If I do not support the 95% of scientists, every major scientific institution and the research that is constantly peer evaluated I am obliged to accept the alternative. That is that I should take seriously the likes of Andrew Bolt, (A journalist) Alan Jones, (I’m not sure how you would describe his contribution to society) Lord Monckton (A discredited something who was once a lobbyist for the tobacco companies) Nick Minchin and Tony Abbott. (Both politicians). In fact, Minchin is on the record as saying that climate change is a left-wing conspiracy to replace communism. None of the aforementioned people has a background or expertise in climate science.
Now that’s not to say that they should not have a view and that view should not be considered as should any laypersons if they are of that ilk. But surely, we must respect the science otherwise; you put into question all science.”
When a government is so out of step with science, public expectations and what we call common sense, we need in our democracy some sort of trigger that overrides the normal decision-making process and gives the public a greater say. Some sort of people’s referendum after a suitable petition.
On this day in 2016 I wrote the following:
4 Meanwhile in the US. ‘Only in the US,’ Donald Trump, in scenes reminiscent of a Hitler rally, asked, no demanded, that thousands of people at a rally swear an oath of allegiance. And they did. It was a scene that people of my vintage thought we might never experience again.

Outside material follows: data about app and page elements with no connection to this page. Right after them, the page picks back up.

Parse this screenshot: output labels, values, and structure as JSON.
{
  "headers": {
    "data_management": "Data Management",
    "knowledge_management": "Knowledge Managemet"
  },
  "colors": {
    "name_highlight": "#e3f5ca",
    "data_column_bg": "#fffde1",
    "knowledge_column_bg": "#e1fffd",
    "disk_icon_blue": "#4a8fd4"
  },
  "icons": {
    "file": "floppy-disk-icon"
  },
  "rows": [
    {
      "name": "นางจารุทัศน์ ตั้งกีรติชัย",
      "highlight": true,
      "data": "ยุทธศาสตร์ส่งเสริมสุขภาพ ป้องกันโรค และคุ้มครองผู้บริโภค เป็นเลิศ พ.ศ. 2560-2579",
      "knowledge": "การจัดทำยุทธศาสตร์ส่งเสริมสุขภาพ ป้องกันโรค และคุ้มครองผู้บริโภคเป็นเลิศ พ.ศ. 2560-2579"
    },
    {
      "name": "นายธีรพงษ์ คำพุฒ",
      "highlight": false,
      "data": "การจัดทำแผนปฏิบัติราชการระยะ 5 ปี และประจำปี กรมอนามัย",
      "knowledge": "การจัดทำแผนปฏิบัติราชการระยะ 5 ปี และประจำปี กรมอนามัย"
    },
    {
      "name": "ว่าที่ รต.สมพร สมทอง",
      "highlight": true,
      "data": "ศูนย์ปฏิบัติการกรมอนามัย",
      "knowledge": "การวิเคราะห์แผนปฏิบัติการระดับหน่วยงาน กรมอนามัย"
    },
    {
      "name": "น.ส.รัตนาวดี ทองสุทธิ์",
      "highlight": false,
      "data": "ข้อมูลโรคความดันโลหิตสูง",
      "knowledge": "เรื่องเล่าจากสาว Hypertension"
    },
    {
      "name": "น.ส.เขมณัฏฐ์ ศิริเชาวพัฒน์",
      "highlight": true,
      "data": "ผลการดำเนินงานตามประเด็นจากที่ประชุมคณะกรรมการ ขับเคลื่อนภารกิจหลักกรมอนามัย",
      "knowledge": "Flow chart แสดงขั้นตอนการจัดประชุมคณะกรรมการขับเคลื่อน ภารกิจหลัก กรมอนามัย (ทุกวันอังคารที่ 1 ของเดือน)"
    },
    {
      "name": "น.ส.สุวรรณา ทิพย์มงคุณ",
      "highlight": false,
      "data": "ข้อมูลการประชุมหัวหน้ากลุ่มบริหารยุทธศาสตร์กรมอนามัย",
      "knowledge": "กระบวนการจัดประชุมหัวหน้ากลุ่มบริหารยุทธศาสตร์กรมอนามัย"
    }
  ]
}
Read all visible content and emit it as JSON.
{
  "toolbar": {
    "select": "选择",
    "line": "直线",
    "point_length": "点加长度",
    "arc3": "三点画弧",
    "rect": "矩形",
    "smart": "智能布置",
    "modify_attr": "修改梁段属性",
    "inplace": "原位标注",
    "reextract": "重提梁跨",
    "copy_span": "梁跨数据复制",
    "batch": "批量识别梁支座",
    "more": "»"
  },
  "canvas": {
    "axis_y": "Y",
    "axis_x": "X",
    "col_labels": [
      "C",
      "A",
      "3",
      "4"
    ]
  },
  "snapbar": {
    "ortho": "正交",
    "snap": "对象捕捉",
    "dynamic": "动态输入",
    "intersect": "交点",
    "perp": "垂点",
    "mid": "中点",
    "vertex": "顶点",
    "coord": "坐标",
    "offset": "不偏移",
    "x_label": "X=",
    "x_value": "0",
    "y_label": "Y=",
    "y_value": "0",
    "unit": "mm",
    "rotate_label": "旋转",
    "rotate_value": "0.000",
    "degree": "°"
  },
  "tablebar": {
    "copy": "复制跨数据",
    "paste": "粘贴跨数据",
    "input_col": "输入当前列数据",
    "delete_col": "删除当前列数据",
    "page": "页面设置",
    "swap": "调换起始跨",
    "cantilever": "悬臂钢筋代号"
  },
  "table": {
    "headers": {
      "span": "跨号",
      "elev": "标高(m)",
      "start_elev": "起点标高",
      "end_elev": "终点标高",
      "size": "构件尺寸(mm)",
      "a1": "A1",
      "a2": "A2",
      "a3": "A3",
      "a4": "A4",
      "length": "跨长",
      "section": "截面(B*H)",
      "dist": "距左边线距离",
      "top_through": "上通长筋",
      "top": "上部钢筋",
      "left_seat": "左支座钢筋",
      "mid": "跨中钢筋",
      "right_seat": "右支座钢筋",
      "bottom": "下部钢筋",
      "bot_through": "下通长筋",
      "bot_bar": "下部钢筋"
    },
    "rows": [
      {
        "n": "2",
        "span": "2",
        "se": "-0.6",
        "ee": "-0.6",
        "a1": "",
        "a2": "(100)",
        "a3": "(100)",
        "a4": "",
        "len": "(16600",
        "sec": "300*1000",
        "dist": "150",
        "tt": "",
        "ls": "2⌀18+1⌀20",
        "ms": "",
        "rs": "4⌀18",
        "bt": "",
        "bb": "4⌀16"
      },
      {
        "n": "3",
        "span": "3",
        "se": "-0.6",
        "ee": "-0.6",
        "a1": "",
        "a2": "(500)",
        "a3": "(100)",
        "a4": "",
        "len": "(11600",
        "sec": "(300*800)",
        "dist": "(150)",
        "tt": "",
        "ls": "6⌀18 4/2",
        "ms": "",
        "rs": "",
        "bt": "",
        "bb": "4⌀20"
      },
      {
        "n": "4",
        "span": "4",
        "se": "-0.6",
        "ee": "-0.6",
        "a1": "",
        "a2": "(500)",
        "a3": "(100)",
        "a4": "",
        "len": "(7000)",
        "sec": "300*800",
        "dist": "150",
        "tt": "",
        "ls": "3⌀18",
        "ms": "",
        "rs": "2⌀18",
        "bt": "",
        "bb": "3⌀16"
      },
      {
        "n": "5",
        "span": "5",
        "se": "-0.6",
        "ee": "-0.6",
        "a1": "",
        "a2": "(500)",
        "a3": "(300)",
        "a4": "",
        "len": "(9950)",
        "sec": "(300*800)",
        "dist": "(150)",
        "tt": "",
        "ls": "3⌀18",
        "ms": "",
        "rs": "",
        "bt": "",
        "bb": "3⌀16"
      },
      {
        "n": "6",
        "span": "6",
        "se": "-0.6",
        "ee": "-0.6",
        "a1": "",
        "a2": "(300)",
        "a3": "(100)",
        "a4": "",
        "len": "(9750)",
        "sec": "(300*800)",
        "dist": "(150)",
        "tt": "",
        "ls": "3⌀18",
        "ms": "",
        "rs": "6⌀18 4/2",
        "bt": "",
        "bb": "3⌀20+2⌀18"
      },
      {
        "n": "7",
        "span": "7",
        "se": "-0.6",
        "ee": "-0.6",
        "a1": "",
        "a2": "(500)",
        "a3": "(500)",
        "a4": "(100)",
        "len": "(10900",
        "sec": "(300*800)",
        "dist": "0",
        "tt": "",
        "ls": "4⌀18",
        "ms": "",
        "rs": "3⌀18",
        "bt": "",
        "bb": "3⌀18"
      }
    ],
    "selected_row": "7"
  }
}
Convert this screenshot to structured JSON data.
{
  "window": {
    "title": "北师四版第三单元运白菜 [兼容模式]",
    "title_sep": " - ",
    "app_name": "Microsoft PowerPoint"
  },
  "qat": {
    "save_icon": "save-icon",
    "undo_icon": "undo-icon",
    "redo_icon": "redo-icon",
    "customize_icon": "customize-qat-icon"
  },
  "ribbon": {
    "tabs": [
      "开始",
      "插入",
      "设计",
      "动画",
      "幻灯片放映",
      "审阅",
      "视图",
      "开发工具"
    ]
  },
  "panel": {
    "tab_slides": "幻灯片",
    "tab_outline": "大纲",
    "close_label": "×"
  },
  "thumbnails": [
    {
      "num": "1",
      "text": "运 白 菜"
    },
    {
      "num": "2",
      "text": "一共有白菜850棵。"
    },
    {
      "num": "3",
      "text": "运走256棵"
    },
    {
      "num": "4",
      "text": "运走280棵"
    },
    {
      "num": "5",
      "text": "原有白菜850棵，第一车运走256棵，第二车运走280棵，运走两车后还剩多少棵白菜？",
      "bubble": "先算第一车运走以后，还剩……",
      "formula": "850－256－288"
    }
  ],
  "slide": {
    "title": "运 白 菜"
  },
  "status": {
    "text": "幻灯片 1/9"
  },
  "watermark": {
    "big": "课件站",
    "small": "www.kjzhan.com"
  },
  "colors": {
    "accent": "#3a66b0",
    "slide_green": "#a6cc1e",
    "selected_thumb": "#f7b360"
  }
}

‘I do solemnly swear that I, no matter how I feel, no matter what the conditions, if there are hurricanes or whatever, will vote on or before the 12th for Donald J Trump for president.’
5 After last week’s embarrassing debacle over Negative Gearing you might have thought that The Australian might leave the chill of those waters behind for a while. But no, yesterday’s headline read.
‘Labor’s crackdown on negative gearing ‘a threat to small business’
6 Peter Costello has warned against changes to Negative Gearing, Superannuation, and Capital Gains Tax. In fact he has urged Scott Morrison to maintain the generously immoral superannuation and tax arrangements of his tenure for the rich and privileged.
On the evidence thus far the Government never had a reform policy in the first place. They just needed something to talk about. Something they are good at.
7 I think I will stop here. I’m becoming very depressed of late about the way in which we are governed. The disrespect that we are treated with. The incompetence. Government for self-abounds. There is a stench about it that is contributing to the way I feel. I wrote last week that this mob has degrees from the world’s finest learning institutions dripping from the walls of their parliamentary offices but all the learning seems unsuitable for good governance. The problem is that conservative ideology and practicable common sense just don’t mix.
I’m not sure that I want to read ‘Road to Ruin’ but I probably will. What seems to give the book integrity and is compelling about Niki Savva’s writing is the number of sources who have gone on the record.
My thought for the day.
“A commitment to social justice demands the transformation of social structures as well as our hearts and minds.”